**Your assignment:** When you reach the line with "Transcribe this image's", start repeating the lines exactly and keep going to the end of the records, but drop every picture.

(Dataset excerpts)
═══

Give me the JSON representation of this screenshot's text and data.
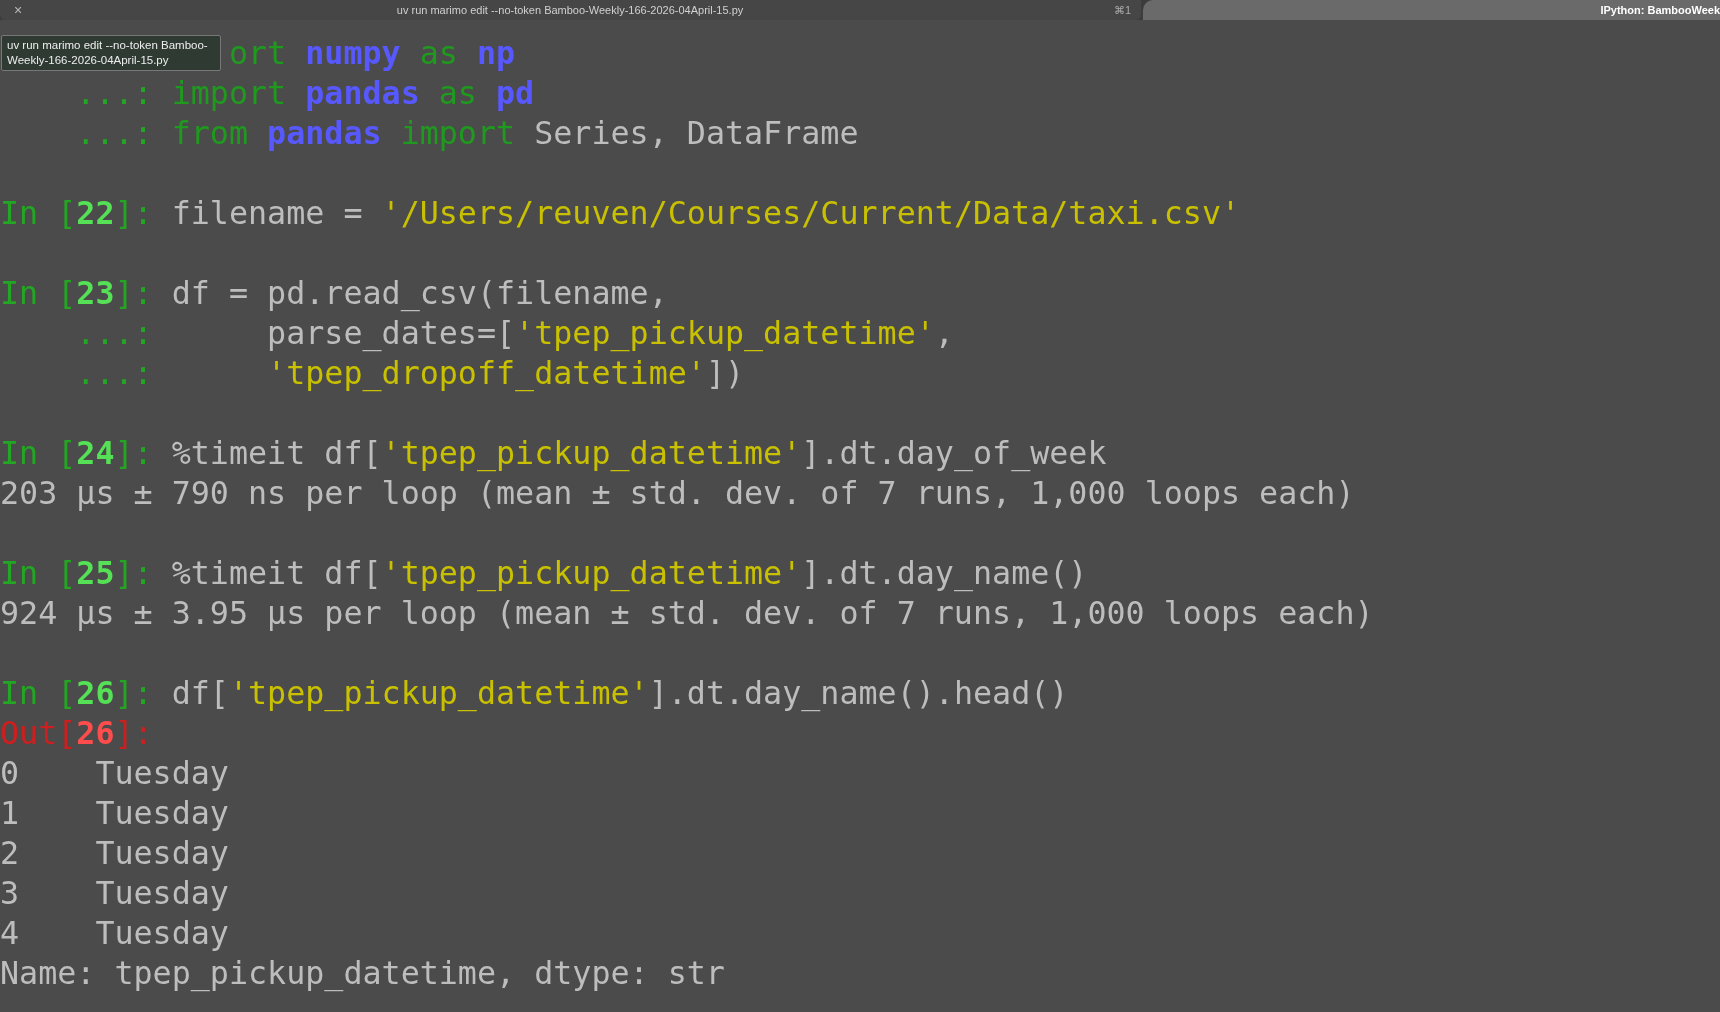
{
  "tabs": [
    {
      "title": "uv run marimo edit --no-token Bamboo-Weekly-166-2026-04April-15.py",
      "close": "×",
      "shortcut": "⌘1",
      "selected": false
    },
    {
      "title": "IPython: BambooWeek",
      "selected": true
    }
  ],
  "tooltip": "uv run marimo edit --no-token Bamboo-Weekly-166-2026-04April-15.py",
  "lines": [
    {
      "kind": "covered",
      "tokens": [
        {
          "kind": "keyword",
          "text": "ort"
        },
        {
          "kind": "module",
          "text": " numpy"
        },
        {
          "kind": "keyword",
          "text": " as"
        },
        {
          "kind": "module",
          "text": " np"
        }
      ]
    },
    {
      "kind": "code",
      "tokens": [
        {
          "kind": "prompt",
          "text": "    ...:"
        },
        {
          "kind": "keyword",
          "text": " import"
        },
        {
          "kind": "module",
          "text": " pandas"
        },
        {
          "kind": "keyword",
          "text": " as"
        },
        {
          "kind": "module",
          "text": " pd"
        }
      ]
    },
    {
      "kind": "code",
      "tokens": [
        {
          "kind": "prompt",
          "text": "    ...:"
        },
        {
          "kind": "keyword",
          "text": " from"
        },
        {
          "kind": "module",
          "text": " pandas"
        },
        {
          "kind": "keyword",
          "text": " import"
        },
        {
          "kind": "plain",
          "text": " Series, DataFrame"
        }
      ]
    },
    {
      "kind": "blank"
    },
    {
      "kind": "code",
      "tokens": [
        {
          "kind": "prompt",
          "text": "In ["
        },
        {
          "kind": "number",
          "text": "22"
        },
        {
          "kind": "prompt",
          "text": "]:"
        },
        {
          "kind": "plain",
          "text": " filename ="
        },
        {
          "kind": "string",
          "text": " '/Users/reuven/Courses/Current/Data/taxi.csv'"
        }
      ]
    },
    {
      "kind": "blank"
    },
    {
      "kind": "code",
      "tokens": [
        {
          "kind": "prompt",
          "text": "In ["
        },
        {
          "kind": "number",
          "text": "23"
        },
        {
          "kind": "prompt",
          "text": "]:"
        },
        {
          "kind": "plain",
          "text": " df = pd.read_csv(filename,"
        }
      ]
    },
    {
      "kind": "code",
      "tokens": [
        {
          "kind": "prompt",
          "text": "    ...:"
        },
        {
          "kind": "plain",
          "text": "      parse_dates=["
        },
        {
          "kind": "string",
          "text": "'tpep_pickup_datetime'"
        },
        {
          "kind": "plain",
          "text": ","
        }
      ]
    },
    {
      "kind": "code",
      "tokens": [
        {
          "kind": "prompt",
          "text": "    ...:"
        },
        {
          "kind": "string",
          "text": "      'tpep_dropoff_datetime'"
        },
        {
          "kind": "plain",
          "text": "])"
        }
      ]
    },
    {
      "kind": "blank"
    },
    {
      "kind": "code",
      "tokens": [
        {
          "kind": "prompt",
          "text": "In ["
        },
        {
          "kind": "number",
          "text": "24"
        },
        {
          "kind": "prompt",
          "text": "]:"
        },
        {
          "kind": "plain",
          "text": " %timeit df["
        },
        {
          "kind": "string",
          "text": "'tpep_pickup_datetime'"
        },
        {
          "kind": "plain",
          "text": "].dt.day_of_week"
        }
      ]
    },
    {
      "kind": "code",
      "tokens": [
        {
          "kind": "plain",
          "text": "203 µs ± 790 ns per loop (mean ± std. dev. of 7 runs, 1,000 loops each)"
        }
      ]
    },
    {
      "kind": "blank"
    },
    {
      "kind": "code",
      "tokens": [
        {
          "kind": "prompt",
          "text": "In ["
        },
        {
          "kind": "number",
          "text": "25"
        },
        {
          "kind": "prompt",
          "text": "]:"
        },
        {
          "kind": "plain",
          "text": " %timeit df["
        },
        {
          "kind": "string",
          "text": "'tpep_pickup_datetime'"
        },
        {
          "kind": "plain",
          "text": "].dt.day_name()"
        }
      ]
    },
    {
      "kind": "code",
      "tokens": [
        {
          "kind": "plain",
          "text": "924 µs ± 3.95 µs per loop (mean ± std. dev. of 7 runs, 1,000 loops each)"
        }
      ]
    },
    {
      "kind": "blank"
    },
    {
      "kind": "code",
      "tokens": [
        {
          "kind": "prompt",
          "text": "In ["
        },
        {
          "kind": "number",
          "text": "26"
        },
        {
          "kind": "prompt",
          "text": "]:"
        },
        {
          "kind": "plain",
          "text": " df["
        },
        {
          "kind": "string",
          "text": "'tpep_pickup_datetime'"
        },
        {
          "kind": "plain",
          "text": "].dt.day_name().head()"
        }
      ]
    },
    {
      "kind": "code",
      "tokens": [
        {
          "kind": "out",
          "text": "Out["
        },
        {
          "kind": "outnumber",
          "text": "26"
        },
        {
          "kind": "out",
          "text": "]:"
        }
      ]
    },
    {
      "kind": "code",
      "tokens": [
        {
          "kind": "plain",
          "text": "0    Tuesday"
        }
      ]
    },
    {
      "kind": "code",
      "tokens": [
        {
          "kind": "plain",
          "text": "1    Tuesday"
        }
      ]
    },
    {
      "kind": "code",
      "tokens": [
        {
          "kind": "plain",
          "text": "2    Tuesday"
        }
      ]
    },
    {
      "kind": "code",
      "tokens": [
        {
          "kind": "plain",
          "text": "3    Tuesday"
        }
      ]
    },
    {
      "kind": "code",
      "tokens": [
        {
          "kind": "plain",
          "text": "4    Tuesday"
        }
      ]
    },
    {
      "kind": "code",
      "tokens": [
        {
          "kind": "plain",
          "text": "Name: tpep_pickup_datetime, dtype: str"
        }
      ]
    }
  ]
}
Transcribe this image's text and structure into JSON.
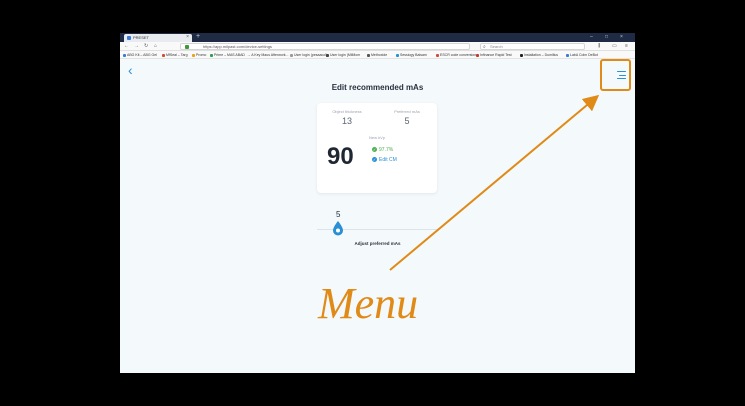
{
  "browser": {
    "tab_title": "PRESET",
    "url": "https://app.milpast.com/device-settings",
    "search_placeholder": "Search",
    "bookmarks": [
      "ABG Kit – ABG Gel",
      "MfSeal – Targ",
      "Promo",
      "Prime – MAS ABAD",
      "→ A Key Maus Afterwork...",
      "User login (pesaacol)",
      "User login (MilMom",
      "Methoxide",
      "Sessiogy Balsam",
      "ESCR code conversion",
      "Infinance Rapid Test",
      "Installation – Dumillus",
      "LabA Colm DeBot"
    ]
  },
  "page": {
    "title": "Edit recommended mAs",
    "object_thickness": {
      "label": "Object thickness",
      "value": "13"
    },
    "preferred_mas": {
      "label": "Preferred mAs",
      "value": "5"
    },
    "kvp": {
      "label": "New kVp",
      "value": "90"
    },
    "percent": "97.7%",
    "edit_cm": "Edit CM",
    "slider": {
      "value": "5",
      "caption": "Adjust preferred mAs"
    }
  },
  "annotation": {
    "text": "Menu"
  },
  "colors": {
    "accent": "#2a8fd4",
    "annotation": "#e08a17",
    "success": "#4cb050"
  }
}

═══

**Answer for this exercise:**
Transcribe this image's text and structure into JSON.
{
  "browser": {
    "tab_title": "PRESET",
    "url": "https://app.milpast.com/device-settings",
    "search_placeholder": "Search",
    "bookmarks": [
      "ABG Kit – ABG Gel",
      "MfSeal – Targ",
      "Promo",
      "Prime – MAS ABAD",
      "→ A Key Maus Afterwork...",
      "User login (pesaacol)",
      "User login (MilMom",
      "Methoxide",
      "Sessiogy Balsam",
      "ESCR code conversion",
      "Infinance Rapid Test",
      "Installation – Dumillus",
      "LabA Colm DeBot"
    ]
  },
  "page": {
    "title": "Edit recommended mAs",
    "object_thickness": {
      "label": "Object thickness",
      "value": "13"
    },
    "preferred_mas": {
      "label": "Preferred mAs",
      "value": "5"
    },
    "kvp": {
      "label": "New kVp",
      "value": "90"
    },
    "percent": "97.7%",
    "edit_cm": "Edit CM",
    "slider": {
      "value": "5",
      "caption": "Adjust preferred mAs"
    }
  },
  "annotation": {
    "text": "Menu"
  },
  "colors": {
    "accent": "#2a8fd4",
    "annotation": "#e08a17",
    "success": "#4cb050"
  }
}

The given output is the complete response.